*** Opening of DATASET ENTRIES ***

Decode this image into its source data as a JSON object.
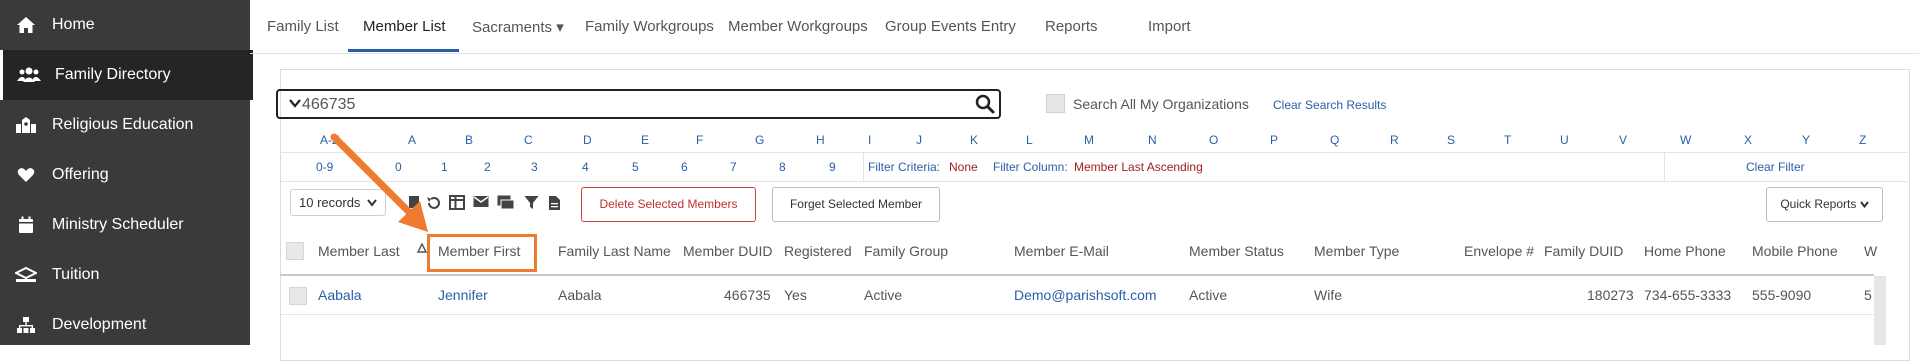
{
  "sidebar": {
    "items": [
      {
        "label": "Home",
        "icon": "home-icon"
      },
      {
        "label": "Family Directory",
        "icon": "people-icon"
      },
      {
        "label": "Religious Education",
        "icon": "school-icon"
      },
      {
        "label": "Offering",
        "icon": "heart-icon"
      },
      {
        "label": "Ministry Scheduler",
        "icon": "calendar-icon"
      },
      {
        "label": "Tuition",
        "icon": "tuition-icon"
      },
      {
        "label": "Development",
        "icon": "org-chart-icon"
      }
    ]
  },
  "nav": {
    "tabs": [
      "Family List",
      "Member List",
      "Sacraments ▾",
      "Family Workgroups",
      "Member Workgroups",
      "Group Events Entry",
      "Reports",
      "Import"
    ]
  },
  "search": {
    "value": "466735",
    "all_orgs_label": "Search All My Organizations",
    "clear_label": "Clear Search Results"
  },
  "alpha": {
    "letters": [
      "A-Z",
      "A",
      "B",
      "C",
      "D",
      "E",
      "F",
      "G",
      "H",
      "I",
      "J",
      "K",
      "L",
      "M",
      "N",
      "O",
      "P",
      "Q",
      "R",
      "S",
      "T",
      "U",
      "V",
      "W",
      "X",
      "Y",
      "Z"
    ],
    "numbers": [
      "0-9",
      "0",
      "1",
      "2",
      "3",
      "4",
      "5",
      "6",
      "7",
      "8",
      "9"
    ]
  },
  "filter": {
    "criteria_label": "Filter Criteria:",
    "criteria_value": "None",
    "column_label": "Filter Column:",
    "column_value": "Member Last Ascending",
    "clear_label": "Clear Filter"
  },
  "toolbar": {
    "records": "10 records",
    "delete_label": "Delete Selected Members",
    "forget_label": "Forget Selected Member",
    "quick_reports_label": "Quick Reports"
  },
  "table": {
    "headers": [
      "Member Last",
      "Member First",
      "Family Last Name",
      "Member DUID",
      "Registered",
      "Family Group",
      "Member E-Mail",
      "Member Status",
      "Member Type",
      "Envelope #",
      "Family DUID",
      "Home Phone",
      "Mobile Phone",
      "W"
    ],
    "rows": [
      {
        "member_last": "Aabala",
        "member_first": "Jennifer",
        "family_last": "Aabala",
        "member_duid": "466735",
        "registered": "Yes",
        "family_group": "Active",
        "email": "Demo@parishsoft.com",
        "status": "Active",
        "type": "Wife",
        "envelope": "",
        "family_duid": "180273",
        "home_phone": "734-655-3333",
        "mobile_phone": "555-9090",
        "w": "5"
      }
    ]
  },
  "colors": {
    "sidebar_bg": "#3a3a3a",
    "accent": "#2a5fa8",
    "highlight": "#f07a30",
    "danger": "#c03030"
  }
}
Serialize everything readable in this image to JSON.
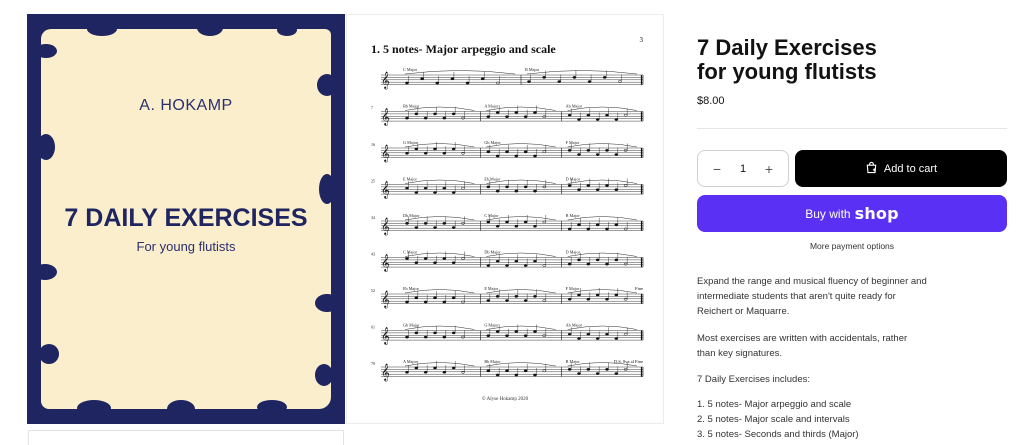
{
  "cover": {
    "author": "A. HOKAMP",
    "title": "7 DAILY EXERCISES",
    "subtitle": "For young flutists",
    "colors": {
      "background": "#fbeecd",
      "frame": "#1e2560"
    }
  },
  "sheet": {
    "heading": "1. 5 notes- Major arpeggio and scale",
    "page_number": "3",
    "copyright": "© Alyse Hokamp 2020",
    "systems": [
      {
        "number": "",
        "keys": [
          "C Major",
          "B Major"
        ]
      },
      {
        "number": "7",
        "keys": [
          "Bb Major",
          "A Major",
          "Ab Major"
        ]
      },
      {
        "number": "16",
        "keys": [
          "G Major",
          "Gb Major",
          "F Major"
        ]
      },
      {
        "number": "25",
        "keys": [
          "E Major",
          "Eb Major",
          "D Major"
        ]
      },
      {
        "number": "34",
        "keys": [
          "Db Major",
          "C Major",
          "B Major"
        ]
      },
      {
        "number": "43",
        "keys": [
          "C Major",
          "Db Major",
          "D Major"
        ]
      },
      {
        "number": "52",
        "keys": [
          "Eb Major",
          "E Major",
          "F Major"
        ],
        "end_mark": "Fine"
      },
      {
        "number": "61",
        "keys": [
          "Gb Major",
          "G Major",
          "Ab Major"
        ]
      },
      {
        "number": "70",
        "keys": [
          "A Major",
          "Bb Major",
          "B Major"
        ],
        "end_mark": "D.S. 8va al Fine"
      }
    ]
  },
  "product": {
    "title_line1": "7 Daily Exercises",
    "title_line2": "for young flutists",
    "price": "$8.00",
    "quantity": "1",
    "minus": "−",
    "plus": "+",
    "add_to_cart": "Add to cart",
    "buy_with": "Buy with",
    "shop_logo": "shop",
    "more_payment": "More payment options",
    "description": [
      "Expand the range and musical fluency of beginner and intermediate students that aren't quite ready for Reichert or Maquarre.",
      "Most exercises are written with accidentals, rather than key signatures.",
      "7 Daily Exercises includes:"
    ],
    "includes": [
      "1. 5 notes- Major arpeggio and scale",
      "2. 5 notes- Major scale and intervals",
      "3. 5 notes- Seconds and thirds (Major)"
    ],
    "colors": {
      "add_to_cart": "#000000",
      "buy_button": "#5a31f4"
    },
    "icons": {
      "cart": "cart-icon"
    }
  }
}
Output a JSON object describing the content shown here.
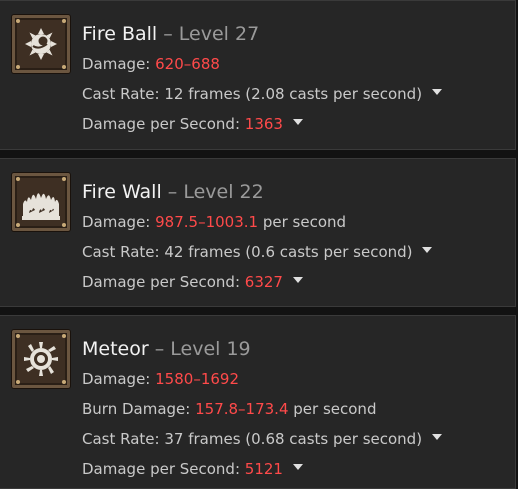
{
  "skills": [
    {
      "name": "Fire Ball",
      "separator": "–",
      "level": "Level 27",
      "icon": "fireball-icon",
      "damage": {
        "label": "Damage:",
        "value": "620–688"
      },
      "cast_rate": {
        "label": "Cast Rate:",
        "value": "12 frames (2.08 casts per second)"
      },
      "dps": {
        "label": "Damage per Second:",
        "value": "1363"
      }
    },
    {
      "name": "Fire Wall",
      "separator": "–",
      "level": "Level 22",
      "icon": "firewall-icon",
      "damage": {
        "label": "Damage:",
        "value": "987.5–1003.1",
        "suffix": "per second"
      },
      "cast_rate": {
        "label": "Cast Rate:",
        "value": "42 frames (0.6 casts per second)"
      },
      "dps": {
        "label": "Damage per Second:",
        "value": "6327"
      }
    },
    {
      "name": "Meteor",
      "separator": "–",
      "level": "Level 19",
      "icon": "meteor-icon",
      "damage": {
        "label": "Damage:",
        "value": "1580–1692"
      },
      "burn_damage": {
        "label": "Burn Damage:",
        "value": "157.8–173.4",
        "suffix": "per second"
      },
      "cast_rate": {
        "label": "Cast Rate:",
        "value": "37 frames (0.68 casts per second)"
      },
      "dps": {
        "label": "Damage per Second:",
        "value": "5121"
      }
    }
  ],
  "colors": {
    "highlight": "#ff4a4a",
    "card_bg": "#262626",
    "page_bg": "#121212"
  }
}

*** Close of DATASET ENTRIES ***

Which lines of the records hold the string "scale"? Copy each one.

**THE COMPLETED TASK:**
    "heading": "1. 5 notes- Major arpeggio and scale",
      "1. 5 notes- Major arpeggio and scale",
      "2. 5 notes- Major scale and intervals",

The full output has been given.